Program staff may be able to leverage existing data sources to collect information for program evaluation. Program stakeholders and partners, such as treatment providers, healthcare systems, and law enforcement, may provide access to some of the data needed for program evaluation. Program planners can also consider several validated data collection tools to collect additional data for evaluation activities, including:

  • The Addiction Severity Index (ASI) – A semi-structured, one-hour interview guide designed to collect information about aspects of a person's life that might have contributed to his or her substance misuse. The ASI covers seven domains: medical status, employment/support status, alcohol use, drug use, legal status, family/social status, and psychiatric status.
  • The Maudsley Addiction Profile (MAP) – A multi-dimensional tool designed to evaluate treatment outcomes. It consists of 60 questions covering substance misuse, physical and mental health, personal and social functioning, and health risk behaviors.
  • The Opiate Treatment Index (OTI) – A structured interview assessing treatment outcomes in six domains: drug use, social functioning, criminality, HIV risk-taking behavior, health status, and psychological adjustment.
  • The World Health Organization Quality of Life-BREF (WHOQOL-BREF) – A 26-item questionnaire aimed at assessing changes in quality of life over the course of an intervention. The questionnaire covers mental and physical health and social relationships, as well as outcomes relating to the home environment, financial resources, and new skills.
  • Tools for diagnosing opioid dependence are summarized in this table from a 2015 article in the Journal of Correctional Health Care.

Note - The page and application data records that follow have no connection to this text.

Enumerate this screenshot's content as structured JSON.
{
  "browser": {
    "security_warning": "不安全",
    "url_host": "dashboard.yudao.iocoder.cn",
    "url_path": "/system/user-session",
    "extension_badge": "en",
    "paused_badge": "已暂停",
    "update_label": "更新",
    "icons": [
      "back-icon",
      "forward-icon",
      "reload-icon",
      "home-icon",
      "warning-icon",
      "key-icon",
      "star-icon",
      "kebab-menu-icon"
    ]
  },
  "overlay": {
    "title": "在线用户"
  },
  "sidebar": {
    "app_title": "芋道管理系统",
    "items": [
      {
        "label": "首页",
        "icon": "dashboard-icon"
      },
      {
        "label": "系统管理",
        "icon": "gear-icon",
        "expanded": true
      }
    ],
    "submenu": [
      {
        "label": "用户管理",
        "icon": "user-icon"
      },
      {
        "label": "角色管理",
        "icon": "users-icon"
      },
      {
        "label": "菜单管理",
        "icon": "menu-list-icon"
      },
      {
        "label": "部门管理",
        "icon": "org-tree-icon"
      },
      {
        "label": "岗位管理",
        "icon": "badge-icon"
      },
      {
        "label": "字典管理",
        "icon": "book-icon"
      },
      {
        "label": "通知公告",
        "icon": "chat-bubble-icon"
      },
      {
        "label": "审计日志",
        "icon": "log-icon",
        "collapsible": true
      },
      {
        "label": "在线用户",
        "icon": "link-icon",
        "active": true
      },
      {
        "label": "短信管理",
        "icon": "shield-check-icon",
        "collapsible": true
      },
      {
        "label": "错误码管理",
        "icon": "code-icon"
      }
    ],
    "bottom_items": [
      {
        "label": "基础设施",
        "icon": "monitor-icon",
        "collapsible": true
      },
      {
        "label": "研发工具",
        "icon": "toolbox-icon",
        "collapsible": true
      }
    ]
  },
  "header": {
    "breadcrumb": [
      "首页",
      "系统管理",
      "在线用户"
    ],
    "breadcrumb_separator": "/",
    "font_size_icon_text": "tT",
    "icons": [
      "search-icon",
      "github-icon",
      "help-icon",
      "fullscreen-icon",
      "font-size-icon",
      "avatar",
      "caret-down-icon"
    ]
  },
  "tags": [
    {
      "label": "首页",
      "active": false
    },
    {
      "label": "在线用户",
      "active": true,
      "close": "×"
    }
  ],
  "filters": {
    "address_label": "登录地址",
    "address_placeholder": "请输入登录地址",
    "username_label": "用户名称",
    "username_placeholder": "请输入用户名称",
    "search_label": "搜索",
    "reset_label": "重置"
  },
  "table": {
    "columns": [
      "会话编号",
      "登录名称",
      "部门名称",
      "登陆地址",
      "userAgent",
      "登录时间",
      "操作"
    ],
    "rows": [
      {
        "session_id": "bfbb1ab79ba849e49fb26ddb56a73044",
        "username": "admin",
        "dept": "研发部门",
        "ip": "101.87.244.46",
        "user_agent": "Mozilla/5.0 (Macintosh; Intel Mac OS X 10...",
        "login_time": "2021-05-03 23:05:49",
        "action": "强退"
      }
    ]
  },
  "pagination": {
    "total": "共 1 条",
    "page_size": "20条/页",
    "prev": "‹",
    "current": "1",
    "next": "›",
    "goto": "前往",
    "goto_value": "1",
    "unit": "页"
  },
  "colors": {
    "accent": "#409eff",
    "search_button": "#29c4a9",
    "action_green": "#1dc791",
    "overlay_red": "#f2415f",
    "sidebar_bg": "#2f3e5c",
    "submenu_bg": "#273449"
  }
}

Resources to Learn More

Program Evaluation: Data Collection and Analysis
Compiles resources describing quantitative and qualitative modes of data collection and analysis for program evaluation. Covers program evaluation practice and standards, the selection of an evaluation consultant, and methods to develop and report program achievements.
Organization: Centers for Disease Control and Prevention

Screening and Assessment Tools Chart
Links evidence-based SUD screening and assessment tools to substance type, patient age (adolescent to adult) and how tool is administered.
Organization: National Institute on Drug Abuse